When planning his orchestra piece Tiento del primer tono y batalle imperial, Halffter’s imagination was fired by the colourfulness and equivoque of a word derived from the verb tentar (= to feel, to touch with the fingers); it is dedicated to Paul Sacher (“… a musical gift for Paul Sacher on his 80th birthday”).
Halffter’s composition refers directly to two precisely written works from the repertoire of early Spanish organ music: one of the many tiento compositions written by Antonio de Cabezón (circa 1510-1566; he was blind from birth – the bishops and the emperor availed themselves of his services) and the Batalla y Imperial by the Valencian cathedral organist Juan Bautista Cabanillos (1644-1712), who employed the characteristic “Spanish Trumpets” (projecting horizontally from the front of the organ) most effectively (Ballata, Imperial: rows of 8-foot, 16-foot and 32-foot pipes).
However, Halffter does not at all restrict himself to quotation and orchestration for large symphonic forces; his personal language dominates in virtuosic interpolations and parallel layers.
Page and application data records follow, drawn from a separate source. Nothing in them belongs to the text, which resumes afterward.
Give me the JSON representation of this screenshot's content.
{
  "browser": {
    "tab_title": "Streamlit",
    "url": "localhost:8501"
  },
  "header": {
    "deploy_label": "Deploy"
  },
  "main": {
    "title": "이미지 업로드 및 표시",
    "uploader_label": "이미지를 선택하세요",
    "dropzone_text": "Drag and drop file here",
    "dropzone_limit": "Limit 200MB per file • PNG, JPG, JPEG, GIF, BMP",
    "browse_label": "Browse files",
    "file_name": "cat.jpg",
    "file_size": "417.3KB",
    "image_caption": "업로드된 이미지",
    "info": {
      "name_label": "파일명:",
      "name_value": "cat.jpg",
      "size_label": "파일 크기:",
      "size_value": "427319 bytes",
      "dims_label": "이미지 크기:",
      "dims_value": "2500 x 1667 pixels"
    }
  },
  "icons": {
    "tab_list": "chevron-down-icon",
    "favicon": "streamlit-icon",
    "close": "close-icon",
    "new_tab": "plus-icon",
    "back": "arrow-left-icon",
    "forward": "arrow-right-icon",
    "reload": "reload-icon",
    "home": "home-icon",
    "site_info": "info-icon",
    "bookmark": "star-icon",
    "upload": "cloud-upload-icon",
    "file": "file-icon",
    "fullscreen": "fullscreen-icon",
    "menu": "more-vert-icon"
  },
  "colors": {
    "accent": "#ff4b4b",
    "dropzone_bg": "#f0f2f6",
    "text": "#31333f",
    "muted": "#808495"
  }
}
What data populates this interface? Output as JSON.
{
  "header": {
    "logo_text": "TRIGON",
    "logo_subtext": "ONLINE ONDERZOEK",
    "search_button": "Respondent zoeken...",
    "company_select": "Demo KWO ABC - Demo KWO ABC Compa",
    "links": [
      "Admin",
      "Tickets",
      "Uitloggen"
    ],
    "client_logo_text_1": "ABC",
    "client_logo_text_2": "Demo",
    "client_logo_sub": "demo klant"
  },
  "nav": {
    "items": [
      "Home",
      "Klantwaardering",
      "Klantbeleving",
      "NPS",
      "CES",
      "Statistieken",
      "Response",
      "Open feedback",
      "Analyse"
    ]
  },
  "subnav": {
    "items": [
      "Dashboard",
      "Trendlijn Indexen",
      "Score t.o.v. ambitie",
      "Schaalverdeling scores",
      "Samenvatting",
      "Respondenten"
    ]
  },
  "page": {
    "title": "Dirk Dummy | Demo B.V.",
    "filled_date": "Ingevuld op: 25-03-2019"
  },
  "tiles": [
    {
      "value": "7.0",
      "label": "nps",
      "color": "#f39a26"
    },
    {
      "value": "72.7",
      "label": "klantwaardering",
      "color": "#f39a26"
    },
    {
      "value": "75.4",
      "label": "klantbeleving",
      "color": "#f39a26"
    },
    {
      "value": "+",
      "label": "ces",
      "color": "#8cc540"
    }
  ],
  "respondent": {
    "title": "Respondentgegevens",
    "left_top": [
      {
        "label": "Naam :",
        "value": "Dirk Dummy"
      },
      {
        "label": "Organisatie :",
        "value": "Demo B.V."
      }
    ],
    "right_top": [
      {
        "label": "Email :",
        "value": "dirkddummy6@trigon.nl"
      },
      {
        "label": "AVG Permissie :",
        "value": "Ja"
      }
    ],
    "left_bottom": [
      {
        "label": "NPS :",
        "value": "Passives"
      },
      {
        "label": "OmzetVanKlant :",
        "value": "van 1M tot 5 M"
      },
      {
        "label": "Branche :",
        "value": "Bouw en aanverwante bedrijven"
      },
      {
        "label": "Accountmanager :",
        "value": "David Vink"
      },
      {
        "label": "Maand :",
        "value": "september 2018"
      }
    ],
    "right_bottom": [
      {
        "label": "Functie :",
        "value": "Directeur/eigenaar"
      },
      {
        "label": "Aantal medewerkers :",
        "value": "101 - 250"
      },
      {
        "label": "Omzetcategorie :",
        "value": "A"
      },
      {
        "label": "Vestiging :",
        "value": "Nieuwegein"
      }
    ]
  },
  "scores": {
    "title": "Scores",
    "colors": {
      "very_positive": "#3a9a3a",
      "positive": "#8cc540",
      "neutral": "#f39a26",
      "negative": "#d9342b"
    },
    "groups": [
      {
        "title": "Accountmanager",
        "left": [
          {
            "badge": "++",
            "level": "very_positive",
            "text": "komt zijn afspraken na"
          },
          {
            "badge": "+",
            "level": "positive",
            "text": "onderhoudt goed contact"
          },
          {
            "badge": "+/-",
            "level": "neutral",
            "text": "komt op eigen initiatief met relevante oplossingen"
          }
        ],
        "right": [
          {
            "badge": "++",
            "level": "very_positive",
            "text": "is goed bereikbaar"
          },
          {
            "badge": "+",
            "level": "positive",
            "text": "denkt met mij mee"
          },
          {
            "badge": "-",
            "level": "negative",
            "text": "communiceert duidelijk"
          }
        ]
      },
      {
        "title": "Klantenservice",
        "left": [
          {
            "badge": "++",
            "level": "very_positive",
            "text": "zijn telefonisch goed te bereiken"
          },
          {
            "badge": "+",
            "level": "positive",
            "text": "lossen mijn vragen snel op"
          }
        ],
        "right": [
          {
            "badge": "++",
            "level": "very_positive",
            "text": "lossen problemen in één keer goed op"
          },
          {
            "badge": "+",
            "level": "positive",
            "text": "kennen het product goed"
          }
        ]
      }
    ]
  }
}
Furthermore, he honours the genius loci of the venue where the piece premiered; in the first section (mm. 57-58), the strings play all the letters of the dedicatee’s name which can be musically set, whereas in the turbulent Batalla Imperial the Basel Drums (positioned in a circle around the orchestra) play their dominant fortissimo rhythm.